By THE RAMBLER 16/03/2001
THE farmhouse kitchen where Becky cooked, washed, ironed, churned, dressed butter, darned, sewed, served meals, and mothered her family, was roomy enough when there were only James and herself, and one or two. little ones.
But little ones grow into bigger ones, and each bigger one needs his/her own space.
The inevitable occurred. The place became overcrowded.
James needed to increase his income and his immediate re-action was to increase his stock of pigs and poultry and whether he made allowances for the impact on the kitchen is doubtful, but when still more boiling had to be done, Becky rebelled.
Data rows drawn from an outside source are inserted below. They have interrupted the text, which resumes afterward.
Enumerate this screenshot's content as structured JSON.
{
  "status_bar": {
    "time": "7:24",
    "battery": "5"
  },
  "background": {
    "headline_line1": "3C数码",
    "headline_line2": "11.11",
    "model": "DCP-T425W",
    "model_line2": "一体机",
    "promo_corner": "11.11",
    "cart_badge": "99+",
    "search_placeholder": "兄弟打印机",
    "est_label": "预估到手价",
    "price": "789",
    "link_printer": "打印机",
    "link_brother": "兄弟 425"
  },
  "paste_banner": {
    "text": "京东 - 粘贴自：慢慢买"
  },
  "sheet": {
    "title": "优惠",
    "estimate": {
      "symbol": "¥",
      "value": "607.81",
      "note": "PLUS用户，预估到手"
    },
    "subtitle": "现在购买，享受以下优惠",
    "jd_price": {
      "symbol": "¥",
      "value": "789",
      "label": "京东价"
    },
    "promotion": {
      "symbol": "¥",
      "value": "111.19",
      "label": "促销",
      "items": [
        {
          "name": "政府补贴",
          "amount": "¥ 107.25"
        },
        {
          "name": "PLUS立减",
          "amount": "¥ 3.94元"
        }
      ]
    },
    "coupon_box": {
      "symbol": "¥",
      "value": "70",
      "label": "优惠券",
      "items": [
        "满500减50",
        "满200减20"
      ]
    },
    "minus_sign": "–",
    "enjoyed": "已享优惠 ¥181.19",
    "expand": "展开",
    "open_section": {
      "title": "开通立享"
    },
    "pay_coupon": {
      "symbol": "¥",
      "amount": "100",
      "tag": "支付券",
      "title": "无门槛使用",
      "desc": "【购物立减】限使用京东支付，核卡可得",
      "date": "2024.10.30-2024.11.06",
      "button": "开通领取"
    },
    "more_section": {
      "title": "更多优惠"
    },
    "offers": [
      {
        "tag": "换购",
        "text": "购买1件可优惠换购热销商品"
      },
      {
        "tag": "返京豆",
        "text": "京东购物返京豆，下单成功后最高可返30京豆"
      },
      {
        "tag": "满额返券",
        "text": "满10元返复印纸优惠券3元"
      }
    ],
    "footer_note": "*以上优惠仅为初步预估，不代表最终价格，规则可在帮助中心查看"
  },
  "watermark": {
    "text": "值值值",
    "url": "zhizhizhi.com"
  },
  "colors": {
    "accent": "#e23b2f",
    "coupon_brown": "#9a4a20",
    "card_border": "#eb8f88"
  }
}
She just could not cope.
A farm boiler became a necessity and the installation of one in a corner of the potato house was magic as far as the children were concerned, for when the boiler fire was lit, there was less need to fight over a place near the kitchen fireplace.
An empty onion-box made a grand seat in the boiler house and the need to hang fewer cauldrons on the crook in the kitchen was a godsend to Becky.
As well, wet outer garments were moved out to the vicinity of the boiler, leaving the pulley line over the kitchen hearth clear for "smalls."
Never had so much benefit resulted from one single additional fire.
Becky had another headache though the first cow due to calve early in the Spring had failed to conceive first time around with the bull, and had had to be taken back, which meant a loss of a vital period of several weeks in milk supply. Shortage of milk meant shortage of butter and worst of all shortage of buttermilk to bake bread.
A breadman called only once a week and hardworking men could not work on white, i.e. loaf bread.
Becky really was in a fix. By frying bread, she managed to lessen the need for butter, but there was no way she could bake without buttermilk.
Mrs Hill, who dropped in regularly, twigged the problem when she saw Becky watering a little buttermilk to bake bread, and she immediately "ordered" Becky to send one of the wee ones over to her place when they came from school.
Becky protested but her good neighbour brow-beat her into consenting.
Mrs Hill had a big farm, and plenty of buttermilk, but Becky knew from experience that if she sent children for buttermilk they would come back with a huge slab of butter floating in the can, hence the "ordering" which Mrs Hill had to do.
When the school children had had their dinner, Becky sent them off with a sixquart can, the usual size for buttermilk, and of course when they returned there was the usual hunk of butter afloat, fuel for still another mock battle when Mrs Hill re-appeared.
The two cronies went to different churches but butter in the buttermilk can was the only principle that they fought over.
A spell of Arctic weather drove James out of the field, but there was plenty to do elsewhere.
Snow didn't hold up the shifting of manure from the haggard to the headrig of the sand field, where potatoes were to be planted and James and Johnny worked with a will, wielding four-pronged graips to load and unload cart fulls of farmyard manure.
With his eldest lad Tim nearing school-leaving age of 14, and as far as the master could put him, the teenager was becoming restless to do a man's job.
He was very handy and already better than the old man at carpentry and repairing implements.
He was even tolerably skilled at handling a pair of horses in a plough or a reaping machine.
With his family responsibilities increasing, and prices for potatoes, etc., very poor, James had decisions to make.
First, he increased his stock of fattening pigs and bought an extra cow, but he hadn't the capital to do much more.. Borrowing never entered his head.
Tim kept at him to try poultry farming and Becky was all for it, so they started in a very small way to breed chicks..
Tim knocked together old timber and sheets of corrugated iron to build a henhouse and in a few months time Becky was able to head for Job Palmers of Moira with a basket full of eggs.
By bartering these for groceries, the thrifty lady came home with much-needed provisions.
Tim had heard that hens would lay better in the winter days if light was put in the henhouse and soon he had a paraffin lamp glowing in the shed every evening.
He was proved right. With a little extra grain, Becky began to reap a reward in egg production.Tim proceeded to harass Dad to buy some sheets of sarking and nails for a proper poultry shed and with this rough timber dirt cheap, the old man gave in.
Soon Tim had an egg merchant calling regularly for a 30-dozen crate of eggs. Things began to look up.
(To be continued).